It took a conversation with another PI postdoc to point out one way I can comment on the Nobel, and it started when we tried to figure out what type of physicists Akasaki, Amano, and Nakamura are. After tossing around terms like “device physicist” and “condensed matter”, someone wondered whether the development of blue LEDs wasn’t really a matter of engineering.
At that point I realized, I’ve talked about something like this before.
Physicists work on lots of different things, and many of them don’t seem to have much to do with physics. They study geometry and topology, biological molecules and the nature of evolution, income inequality and, yes, engineering.
On the surface, these don’t have much to do with physics. A friend of mine used to quip that condensed matter physicists seem to just “pick whatever they want to research”.
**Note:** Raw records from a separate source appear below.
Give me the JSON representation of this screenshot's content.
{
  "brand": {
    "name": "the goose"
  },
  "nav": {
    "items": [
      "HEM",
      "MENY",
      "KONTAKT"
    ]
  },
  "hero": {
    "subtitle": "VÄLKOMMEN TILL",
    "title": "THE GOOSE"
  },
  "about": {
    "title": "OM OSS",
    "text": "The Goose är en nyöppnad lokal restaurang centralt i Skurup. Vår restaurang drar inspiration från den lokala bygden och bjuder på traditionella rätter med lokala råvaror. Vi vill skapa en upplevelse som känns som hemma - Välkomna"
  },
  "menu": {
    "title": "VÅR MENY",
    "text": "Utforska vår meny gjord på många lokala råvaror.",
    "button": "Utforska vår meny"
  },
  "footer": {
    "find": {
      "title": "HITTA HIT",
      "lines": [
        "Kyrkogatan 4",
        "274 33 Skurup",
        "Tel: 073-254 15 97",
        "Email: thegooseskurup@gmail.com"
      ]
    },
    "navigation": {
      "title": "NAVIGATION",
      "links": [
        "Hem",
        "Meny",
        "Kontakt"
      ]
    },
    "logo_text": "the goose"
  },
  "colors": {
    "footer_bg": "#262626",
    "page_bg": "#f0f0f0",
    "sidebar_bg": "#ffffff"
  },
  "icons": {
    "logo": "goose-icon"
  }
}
There is something that ties all of these topics together, though. They’re all things that physicists are good at.
Physics grad school gives you a wide variety of tools with which to understand the world. Thermodynamics gives you a way to understand large, complicated systems with statistics, while quantum field theory lets you understand everything with quantum properties, not just fundamental particles but materials as well. This batch of tools can be applied to “traditional” topics, but they’re equally applicable if you’re researching something else entirely, as long as it obeys the right kinds of rules.
In the end, the best definition of physics is the most useful one. Physicists should be people who can benefit from being part of physics organizations, from reading physics journals, and especially from training (and having been) physics grad students. The whole reason we have scientific disciplines in the first place is to make it easier for people with common interests to work together. That’s why Akasaki, Amano, and Nakamura aren’t “just” engineers, and why I and my fellow string theorists aren’t “just” mathematicians. We use our knowledge of physics to do our jobs, and that, more than anything else, makes us physicists.
Edit: It has been pointed out to me that there’s a bit more to this story than the main accounts have let on. Apparently another researcher named Herbert Paul Maruska was quite close to getting a blue LED up and running back in the early 1970’s, getting far enough to have a working prototype. There’s a whole fascinating story about the quest for a blue LED, related here. Maruska seems to be on friendly terms with Akasaki, Amano, and Nakamura, and doesn’t begrudge them their recognition.